Besides LASA, there are many groups in Buffalo that provide ways to get involved with the Latin Dance community.

Baila Salsa offers many opportunities to learn and practice in Buffalo. Founders Fanny Olaya and Calvin Rice are professional instructors providing salsa lessons of all levels to the Buffalo community.

Every Wednesday evening at Pucho Olivenia Center, Baila Salsa gives a one-hour lesson where people learn basic steps and a few moves. The floor then opens for social dancing, so people can practice their steps and have the opportunity to socialize.

Baila Salsa also has a weekly event on Friday nights at the Falafel Bar, located at 3047 Sheridan Dr. Dance lessons start at 10 p.m., followed by an open floor for social dancing.

Regardless of age, gender, nationality or even skill level, there are a number of options to learn and practice dancing in the city.

“It’s an incredibly enthusiastic community, with familiar faces popping up at multiple venues,” McAllister said. “For me personally, it has had an incredible influence on my life, particularly with regards to my self-confidence and in helping me grow out of the very quiet, shy girl I was two years ago.”
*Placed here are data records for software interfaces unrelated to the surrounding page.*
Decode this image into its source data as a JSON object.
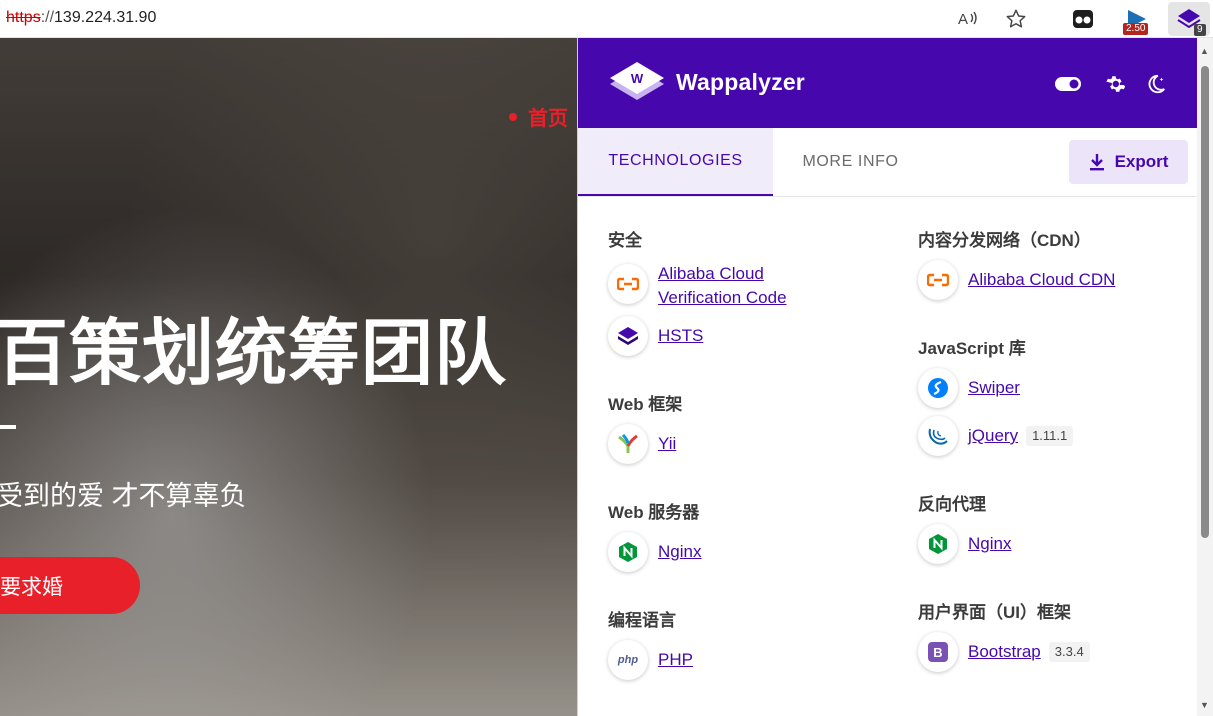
{
  "browser": {
    "url_protocol": "https",
    "url_separator": "://",
    "url_host": "139.224.31.90",
    "read_aloud_icon": "read-aloud-icon",
    "favorite_icon": "star-icon",
    "ext_badge_1": "2.50",
    "ext_badge_2": "9"
  },
  "page": {
    "nav_home": "首页",
    "hero_title": "百策划统筹团队",
    "hero_sub": "受到的爱 才不算辜负",
    "cta_label": "要求婚"
  },
  "wappalyzer": {
    "title": "Wappalyzer",
    "accent": "#4608ad",
    "tabs": {
      "technologies": "TECHNOLOGIES",
      "more_info": "MORE INFO"
    },
    "export_label": "Export",
    "left_column": [
      {
        "category": "安全",
        "items": [
          {
            "name": "Alibaba Cloud Verification Code",
            "line1": "Alibaba Cloud",
            "line2": "Verification Code",
            "icon": "alibaba-cloud-icon"
          },
          {
            "name": "HSTS",
            "icon": "hsts-icon"
          }
        ]
      },
      {
        "category": "Web 框架",
        "items": [
          {
            "name": "Yii",
            "icon": "yii-icon"
          }
        ]
      },
      {
        "category": "Web 服务器",
        "items": [
          {
            "name": "Nginx",
            "icon": "nginx-icon"
          }
        ]
      },
      {
        "category": "编程语言",
        "items": [
          {
            "name": "PHP",
            "icon": "php-icon"
          }
        ]
      }
    ],
    "right_column": [
      {
        "category": "内容分发网络（CDN）",
        "items": [
          {
            "name": "Alibaba Cloud CDN",
            "icon": "alibaba-cloud-icon"
          }
        ]
      },
      {
        "category": "JavaScript 库",
        "items": [
          {
            "name": "Swiper",
            "icon": "swiper-icon"
          },
          {
            "name": "jQuery",
            "version": "1.11.1",
            "icon": "jquery-icon"
          }
        ]
      },
      {
        "category": "反向代理",
        "items": [
          {
            "name": "Nginx",
            "icon": "nginx-icon"
          }
        ]
      },
      {
        "category": "用户界面（UI）框架",
        "items": [
          {
            "name": "Bootstrap",
            "version": "3.3.4",
            "icon": "bootstrap-icon"
          }
        ]
      }
    ],
    "php_icon_text": "php",
    "bootstrap_icon_text": "B"
  }
}
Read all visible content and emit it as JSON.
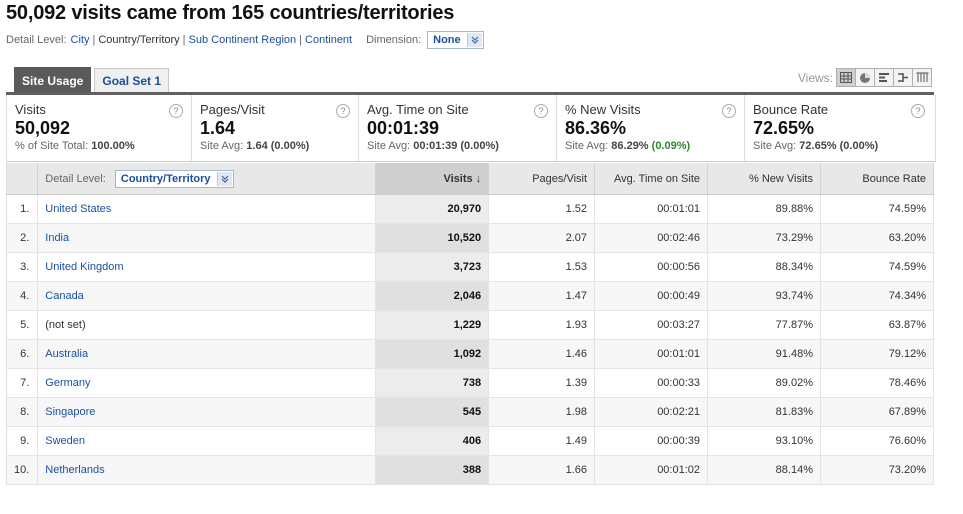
{
  "title": "50,092 visits came from 165 countries/territories",
  "detail": {
    "label": "Detail Level:",
    "options": [
      "City",
      "Country/Territory",
      "Sub Continent Region",
      "Continent"
    ],
    "current": "Country/Territory",
    "dimension_label": "Dimension:",
    "dimension_value": "None"
  },
  "tabs": [
    "Site Usage",
    "Goal Set 1"
  ],
  "views_label": "Views:",
  "scorecards": [
    {
      "name": "Visits",
      "value": "50,092",
      "sub_prefix": "% of Site Total:",
      "sub_value": "100.00%",
      "sub_delta": ""
    },
    {
      "name": "Pages/Visit",
      "value": "1.64",
      "sub_prefix": "Site Avg:",
      "sub_value": "1.64 (0.00%)",
      "sub_delta": ""
    },
    {
      "name": "Avg. Time on Site",
      "value": "00:01:39",
      "sub_prefix": "Site Avg:",
      "sub_value": "00:01:39 (0.00%)",
      "sub_delta": ""
    },
    {
      "name": "% New Visits",
      "value": "86.36%",
      "sub_prefix": "Site Avg:",
      "sub_value": "86.29%",
      "sub_delta": "(0.09%)"
    },
    {
      "name": "Bounce Rate",
      "value": "72.65%",
      "sub_prefix": "Site Avg:",
      "sub_value": "72.65% (0.00%)",
      "sub_delta": ""
    }
  ],
  "help_glyph": "?",
  "table": {
    "detail_label": "Detail Level:",
    "detail_value": "Country/Territory",
    "columns": [
      "Visits",
      "Pages/Visit",
      "Avg. Time on Site",
      "% New Visits",
      "Bounce Rate"
    ],
    "sort_arrow": "↓",
    "rows": [
      {
        "n": "1.",
        "name": "United States",
        "link": true,
        "visits": "20,970",
        "ppv": "1.52",
        "time": "00:01:01",
        "new": "89.88%",
        "bounce": "74.59%"
      },
      {
        "n": "2.",
        "name": "India",
        "link": true,
        "visits": "10,520",
        "ppv": "2.07",
        "time": "00:02:46",
        "new": "73.29%",
        "bounce": "63.20%"
      },
      {
        "n": "3.",
        "name": "United Kingdom",
        "link": true,
        "visits": "3,723",
        "ppv": "1.53",
        "time": "00:00:56",
        "new": "88.34%",
        "bounce": "74.59%"
      },
      {
        "n": "4.",
        "name": "Canada",
        "link": true,
        "visits": "2,046",
        "ppv": "1.47",
        "time": "00:00:49",
        "new": "93.74%",
        "bounce": "74.34%"
      },
      {
        "n": "5.",
        "name": "(not set)",
        "link": false,
        "visits": "1,229",
        "ppv": "1.93",
        "time": "00:03:27",
        "new": "77.87%",
        "bounce": "63.87%"
      },
      {
        "n": "6.",
        "name": "Australia",
        "link": true,
        "visits": "1,092",
        "ppv": "1.46",
        "time": "00:01:01",
        "new": "91.48%",
        "bounce": "79.12%"
      },
      {
        "n": "7.",
        "name": "Germany",
        "link": true,
        "visits": "738",
        "ppv": "1.39",
        "time": "00:00:33",
        "new": "89.02%",
        "bounce": "78.46%"
      },
      {
        "n": "8.",
        "name": "Singapore",
        "link": true,
        "visits": "545",
        "ppv": "1.98",
        "time": "00:02:21",
        "new": "81.83%",
        "bounce": "67.89%"
      },
      {
        "n": "9.",
        "name": "Sweden",
        "link": true,
        "visits": "406",
        "ppv": "1.49",
        "time": "00:00:39",
        "new": "93.10%",
        "bounce": "76.60%"
      },
      {
        "n": "10.",
        "name": "Netherlands",
        "link": true,
        "visits": "388",
        "ppv": "1.66",
        "time": "00:01:02",
        "new": "88.14%",
        "bounce": "73.20%"
      }
    ]
  }
}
Giovanni Gaglianese is a staff writer and can be reached at arts@ubspectrum.com